Element data from apps and pages:

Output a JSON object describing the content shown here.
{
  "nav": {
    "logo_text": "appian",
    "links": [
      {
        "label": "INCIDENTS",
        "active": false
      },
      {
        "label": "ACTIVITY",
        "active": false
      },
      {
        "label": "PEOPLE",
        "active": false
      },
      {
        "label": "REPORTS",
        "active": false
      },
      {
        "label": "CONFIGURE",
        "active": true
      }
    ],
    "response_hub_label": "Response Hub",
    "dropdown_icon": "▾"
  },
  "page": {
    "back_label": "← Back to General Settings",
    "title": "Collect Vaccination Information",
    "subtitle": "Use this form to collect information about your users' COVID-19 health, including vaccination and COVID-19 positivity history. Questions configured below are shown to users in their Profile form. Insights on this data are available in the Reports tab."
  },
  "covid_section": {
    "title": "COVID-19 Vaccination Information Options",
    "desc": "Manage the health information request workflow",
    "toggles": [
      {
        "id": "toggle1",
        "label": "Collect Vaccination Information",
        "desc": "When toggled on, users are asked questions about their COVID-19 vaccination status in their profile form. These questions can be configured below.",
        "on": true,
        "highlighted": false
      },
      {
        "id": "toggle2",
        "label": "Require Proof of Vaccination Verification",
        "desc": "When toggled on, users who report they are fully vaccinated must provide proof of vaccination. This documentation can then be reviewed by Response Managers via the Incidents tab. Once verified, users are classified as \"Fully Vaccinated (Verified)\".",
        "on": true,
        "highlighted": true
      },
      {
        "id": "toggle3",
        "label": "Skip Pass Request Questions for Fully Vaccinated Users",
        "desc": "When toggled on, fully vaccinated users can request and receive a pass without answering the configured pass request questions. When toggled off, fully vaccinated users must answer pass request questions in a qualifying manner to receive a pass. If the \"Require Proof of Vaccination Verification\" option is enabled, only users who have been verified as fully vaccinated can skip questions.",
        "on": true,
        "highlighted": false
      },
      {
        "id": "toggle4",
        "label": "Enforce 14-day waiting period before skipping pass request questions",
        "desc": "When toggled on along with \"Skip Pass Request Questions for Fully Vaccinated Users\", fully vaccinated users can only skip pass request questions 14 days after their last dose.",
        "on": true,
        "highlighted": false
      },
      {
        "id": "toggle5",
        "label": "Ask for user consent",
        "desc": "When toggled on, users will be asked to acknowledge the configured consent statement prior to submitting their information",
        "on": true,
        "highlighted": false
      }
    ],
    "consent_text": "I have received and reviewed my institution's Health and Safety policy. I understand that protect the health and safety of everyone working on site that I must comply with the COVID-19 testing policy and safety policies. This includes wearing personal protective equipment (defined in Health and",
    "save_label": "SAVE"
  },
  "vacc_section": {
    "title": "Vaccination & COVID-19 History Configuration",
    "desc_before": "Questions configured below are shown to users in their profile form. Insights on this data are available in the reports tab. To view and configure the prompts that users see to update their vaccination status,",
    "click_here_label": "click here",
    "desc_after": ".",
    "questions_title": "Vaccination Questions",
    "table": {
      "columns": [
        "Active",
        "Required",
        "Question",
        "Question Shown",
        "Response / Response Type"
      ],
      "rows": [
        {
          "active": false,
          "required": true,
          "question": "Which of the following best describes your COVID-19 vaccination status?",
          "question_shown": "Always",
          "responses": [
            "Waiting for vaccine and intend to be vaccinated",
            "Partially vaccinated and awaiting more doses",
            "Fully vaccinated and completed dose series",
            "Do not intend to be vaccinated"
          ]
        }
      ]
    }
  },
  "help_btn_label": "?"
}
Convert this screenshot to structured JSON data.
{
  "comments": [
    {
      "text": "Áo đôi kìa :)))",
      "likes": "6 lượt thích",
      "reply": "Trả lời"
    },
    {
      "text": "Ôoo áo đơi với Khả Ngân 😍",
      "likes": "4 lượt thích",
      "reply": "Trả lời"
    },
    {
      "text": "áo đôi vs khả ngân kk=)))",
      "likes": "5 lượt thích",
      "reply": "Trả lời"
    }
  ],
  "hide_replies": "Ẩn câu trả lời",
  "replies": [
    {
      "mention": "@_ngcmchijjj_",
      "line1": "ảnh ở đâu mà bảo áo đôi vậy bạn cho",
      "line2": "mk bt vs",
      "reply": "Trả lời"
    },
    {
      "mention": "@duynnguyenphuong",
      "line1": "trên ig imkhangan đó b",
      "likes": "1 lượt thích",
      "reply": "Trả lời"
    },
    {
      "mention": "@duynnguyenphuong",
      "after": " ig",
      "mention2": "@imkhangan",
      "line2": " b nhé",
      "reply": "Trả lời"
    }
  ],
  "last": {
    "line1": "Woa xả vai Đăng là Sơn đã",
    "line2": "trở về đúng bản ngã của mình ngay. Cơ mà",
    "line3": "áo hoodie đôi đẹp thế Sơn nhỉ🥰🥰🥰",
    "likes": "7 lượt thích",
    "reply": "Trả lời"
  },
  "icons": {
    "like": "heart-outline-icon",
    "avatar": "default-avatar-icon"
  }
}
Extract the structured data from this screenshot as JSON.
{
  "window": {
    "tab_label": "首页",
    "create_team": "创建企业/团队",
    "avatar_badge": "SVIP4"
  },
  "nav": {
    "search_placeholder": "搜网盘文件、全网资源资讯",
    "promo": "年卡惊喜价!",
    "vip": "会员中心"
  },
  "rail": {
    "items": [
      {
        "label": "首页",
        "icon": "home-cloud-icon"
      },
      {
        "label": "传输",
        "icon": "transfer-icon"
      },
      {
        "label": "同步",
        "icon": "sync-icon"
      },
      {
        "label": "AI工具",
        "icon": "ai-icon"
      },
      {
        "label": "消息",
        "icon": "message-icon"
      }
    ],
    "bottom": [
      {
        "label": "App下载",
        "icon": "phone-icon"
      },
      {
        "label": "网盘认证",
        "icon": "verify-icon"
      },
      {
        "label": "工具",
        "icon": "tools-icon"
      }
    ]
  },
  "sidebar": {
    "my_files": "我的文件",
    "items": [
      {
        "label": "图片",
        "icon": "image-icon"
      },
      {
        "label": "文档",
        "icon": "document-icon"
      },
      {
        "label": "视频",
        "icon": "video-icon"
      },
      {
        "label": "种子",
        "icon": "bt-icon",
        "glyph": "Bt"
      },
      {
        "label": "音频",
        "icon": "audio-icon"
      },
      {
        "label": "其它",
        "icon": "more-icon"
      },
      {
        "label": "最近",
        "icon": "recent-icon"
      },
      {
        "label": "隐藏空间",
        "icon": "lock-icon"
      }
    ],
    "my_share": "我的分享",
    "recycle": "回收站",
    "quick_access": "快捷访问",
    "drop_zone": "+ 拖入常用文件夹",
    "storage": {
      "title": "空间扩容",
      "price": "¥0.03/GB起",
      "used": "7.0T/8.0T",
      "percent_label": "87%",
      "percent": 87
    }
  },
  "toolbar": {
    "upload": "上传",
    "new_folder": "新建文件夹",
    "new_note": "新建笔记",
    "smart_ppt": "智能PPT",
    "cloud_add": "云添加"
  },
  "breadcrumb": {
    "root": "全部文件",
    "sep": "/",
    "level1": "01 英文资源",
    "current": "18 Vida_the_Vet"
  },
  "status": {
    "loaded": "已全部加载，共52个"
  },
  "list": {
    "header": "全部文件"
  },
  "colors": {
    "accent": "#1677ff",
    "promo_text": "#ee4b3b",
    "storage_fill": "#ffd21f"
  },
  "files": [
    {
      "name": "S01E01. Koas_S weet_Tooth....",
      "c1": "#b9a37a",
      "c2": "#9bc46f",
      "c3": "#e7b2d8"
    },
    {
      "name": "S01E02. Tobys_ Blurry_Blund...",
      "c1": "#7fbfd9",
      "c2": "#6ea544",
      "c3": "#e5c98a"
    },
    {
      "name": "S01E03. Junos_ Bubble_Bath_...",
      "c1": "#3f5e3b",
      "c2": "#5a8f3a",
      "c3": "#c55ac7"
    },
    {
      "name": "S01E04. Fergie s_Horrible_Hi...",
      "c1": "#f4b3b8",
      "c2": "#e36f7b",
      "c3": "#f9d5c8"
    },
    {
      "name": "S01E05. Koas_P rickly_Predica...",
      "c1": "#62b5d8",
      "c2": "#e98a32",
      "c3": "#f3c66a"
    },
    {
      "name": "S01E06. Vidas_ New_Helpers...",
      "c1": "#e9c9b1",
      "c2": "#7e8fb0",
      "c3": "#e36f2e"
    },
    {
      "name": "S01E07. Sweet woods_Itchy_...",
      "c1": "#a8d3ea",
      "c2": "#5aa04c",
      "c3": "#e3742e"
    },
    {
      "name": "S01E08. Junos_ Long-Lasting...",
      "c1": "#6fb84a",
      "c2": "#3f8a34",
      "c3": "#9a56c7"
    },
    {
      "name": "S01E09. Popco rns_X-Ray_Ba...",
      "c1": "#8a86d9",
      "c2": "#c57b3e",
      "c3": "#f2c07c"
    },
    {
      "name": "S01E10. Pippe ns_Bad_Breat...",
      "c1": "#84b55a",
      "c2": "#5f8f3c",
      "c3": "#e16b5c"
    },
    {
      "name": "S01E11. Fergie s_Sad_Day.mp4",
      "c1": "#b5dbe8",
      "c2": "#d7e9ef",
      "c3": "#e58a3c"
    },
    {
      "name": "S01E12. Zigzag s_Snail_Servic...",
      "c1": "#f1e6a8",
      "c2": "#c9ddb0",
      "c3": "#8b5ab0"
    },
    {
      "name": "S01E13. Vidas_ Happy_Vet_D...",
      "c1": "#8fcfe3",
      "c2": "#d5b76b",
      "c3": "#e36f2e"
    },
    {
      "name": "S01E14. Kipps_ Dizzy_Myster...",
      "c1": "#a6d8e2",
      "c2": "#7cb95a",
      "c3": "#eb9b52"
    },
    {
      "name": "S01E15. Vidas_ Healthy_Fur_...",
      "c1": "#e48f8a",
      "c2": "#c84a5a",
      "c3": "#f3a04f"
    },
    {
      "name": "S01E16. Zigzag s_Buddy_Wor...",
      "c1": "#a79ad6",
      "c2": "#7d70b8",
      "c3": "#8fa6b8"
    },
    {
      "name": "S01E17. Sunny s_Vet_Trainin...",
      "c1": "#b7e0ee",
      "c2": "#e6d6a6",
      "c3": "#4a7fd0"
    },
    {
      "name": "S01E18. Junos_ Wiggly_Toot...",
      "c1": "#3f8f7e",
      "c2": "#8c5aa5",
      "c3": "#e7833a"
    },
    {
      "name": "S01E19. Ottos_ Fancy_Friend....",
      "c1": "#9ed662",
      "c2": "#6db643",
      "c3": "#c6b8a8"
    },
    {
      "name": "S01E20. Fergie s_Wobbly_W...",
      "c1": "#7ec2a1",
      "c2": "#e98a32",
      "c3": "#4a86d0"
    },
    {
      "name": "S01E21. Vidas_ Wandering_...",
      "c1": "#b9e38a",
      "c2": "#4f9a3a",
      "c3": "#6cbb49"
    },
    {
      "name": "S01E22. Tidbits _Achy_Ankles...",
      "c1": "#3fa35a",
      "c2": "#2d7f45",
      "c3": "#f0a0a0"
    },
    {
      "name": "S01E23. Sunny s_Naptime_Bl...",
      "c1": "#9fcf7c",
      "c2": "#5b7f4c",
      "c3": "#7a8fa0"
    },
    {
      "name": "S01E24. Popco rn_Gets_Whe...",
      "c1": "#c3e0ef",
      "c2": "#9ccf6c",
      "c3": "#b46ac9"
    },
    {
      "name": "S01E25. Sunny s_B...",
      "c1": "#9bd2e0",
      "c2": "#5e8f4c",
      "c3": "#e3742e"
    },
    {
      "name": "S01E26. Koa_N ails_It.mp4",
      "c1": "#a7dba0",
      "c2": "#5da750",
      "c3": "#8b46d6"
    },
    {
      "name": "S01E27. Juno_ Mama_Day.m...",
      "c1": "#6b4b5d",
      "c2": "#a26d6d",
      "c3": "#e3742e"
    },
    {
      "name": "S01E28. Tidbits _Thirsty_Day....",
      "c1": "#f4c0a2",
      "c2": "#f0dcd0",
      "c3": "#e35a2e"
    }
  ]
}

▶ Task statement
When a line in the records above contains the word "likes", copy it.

▶ Answer for this exercise
      "likes": "6 lượt thích",
      "likes": "4 lượt thích",
      "likes": "5 lượt thích",
      "likes": "1 lượt thích",
    "likes": "7 lượt thích",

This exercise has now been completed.